"Yeah, Ah am. Thanks for the breather, Scott," she said. He looked at her and smiled, his brown eyes crinkling warmly. It transformed his whole face to be able to see his eyes. He was nearly as handsome as Remy, but without the flash, the danger, the edge. Instead he radiated warm strength, patient confidence and fortitude. All very attractive traits too. She felt the jealous brush of Remy's shade against her back and sternly warned it away. It faded obediently, returning to the riverside, but not without a lingering caress. She shivered. Scott frowned past her, sensing something in the dimness beyond her.
"Ah guess it's time to face the music, sugah," she said, unwilling to delay further now that she'd found the strength to go on. Scott smiled encouragingly.
"I'm right behind you, . . . Rogue," he said. They traded looks. A petty secret, but hers. And he'd respect that, she knew. He was a man of honor.
Then with a deep mental breath, she looked out through her own eyes at a world turned the color of blood.
Beside him, Rogue shivered. Gambit glanced at her with concern.
"Okay, mon ami?" he asked quietly. Rogue turned to him, her eyes sad, her hands clutching each other until the knuckles were white.
"Hi, Remy," she said hesitantly. His heart stuttered in his chest.
"Back 'gain, chère?" he asked, smiling gently at her. "Better now?"
"No, not until we find some way ta get Scott back where he belongs," she said softly. Tears welled in her glowing eyes. He almost expected them to boil away, her eyes looked so hot, but they trickled down her cheeks without a sound. He raised a gloved hand and lifted a tear from her cheek, as he had once before in what seemed like another life, another place and time, pressing it to his lips. He sipped it into his mouth, tasting the salt, the sorrow. She met his gaze, hope and fear and guilt lurking in their flaming depths. He smiled tenderly at her.
"We will, chère, Remy swears it," he promised, his gaze holding hers for a long moment before they settled back, together, to watch the stars.
Rogue went to bed in her own room, feeling the uncomfortable sense of unease that came from Scott's psyche, so closely enmeshed with her own. It was unnerving going through her nightly routine feeling the occasional odd impulse to close her eyes in front of the mirror after her shower. She scolded him gently in her thoughts.
"Ah know ya can't help it, sugah," she said to the watcher inside. He didn't reply directly, instead sending her a confused sense of curiosity / reluctant male interest / shame / betrayal wrapped up in an image of Jean, his wife. She closed her eyes then, just to spare him, as she hastily dressed in a nightgown and turned off the lights.
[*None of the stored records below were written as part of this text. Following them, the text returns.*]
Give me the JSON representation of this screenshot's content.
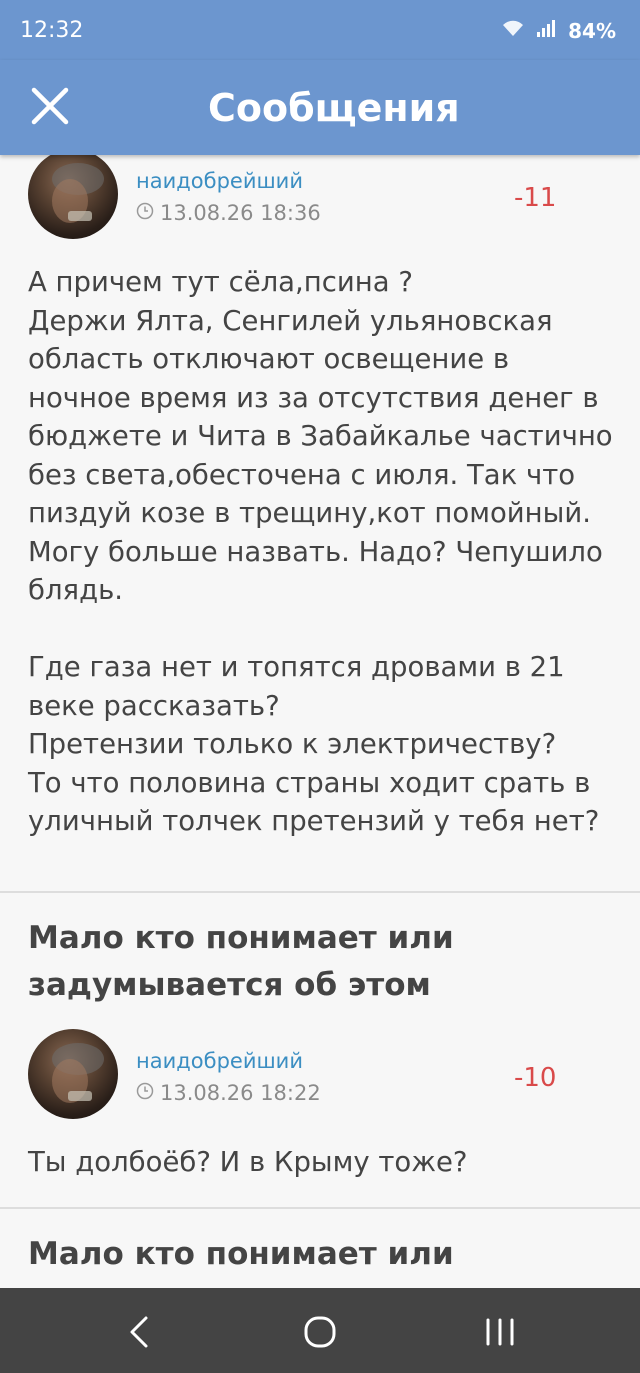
{
  "status_bar": {
    "time": "12:32",
    "battery": "84%"
  },
  "app_bar": {
    "title": "Сообщения"
  },
  "posts": [
    {
      "author": "наидобрейший",
      "date": "13.08.26 18:36",
      "score": "-11",
      "text": "А причем тут сёла,псина ?\nДержи Ялта, Сенгилей ульяновская\nобласть отключают освещение в\nночное время из за отсутствия денег в\nбюджете и Чита в Забайкалье частично\nбез света,обесточена с июля. Так что\nпиздуй козе в трещину,кот помойный.\nМогу больше назвать. Надо? Чепушило\nблядь.\n\nГде газа нет и топятся дровами в 21\nвеке рассказать?\nПретензии только к электричеству?\nТо что половина страны ходит срать в\nуличный толчек претензий у тебя нет?"
    },
    {
      "topic": "Мало кто понимает или задумывается об этом",
      "author": "наидобрейший",
      "date": "13.08.26 18:22",
      "score": "-10",
      "text": "Ты долбоёб? И в Крыму тоже?"
    },
    {
      "topic": "Мало кто понимает или"
    }
  ],
  "colors": {
    "header": "#6c96cf",
    "author": "#3b8ec2",
    "score": "#d94a4a",
    "nav_bar": "#444444"
  }
}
"Tomorrow," she promised him, fighting back tears. "Tomorrow, we'll talk ta Jean, come hell or high water, sugah."
- - on to *Fire* - -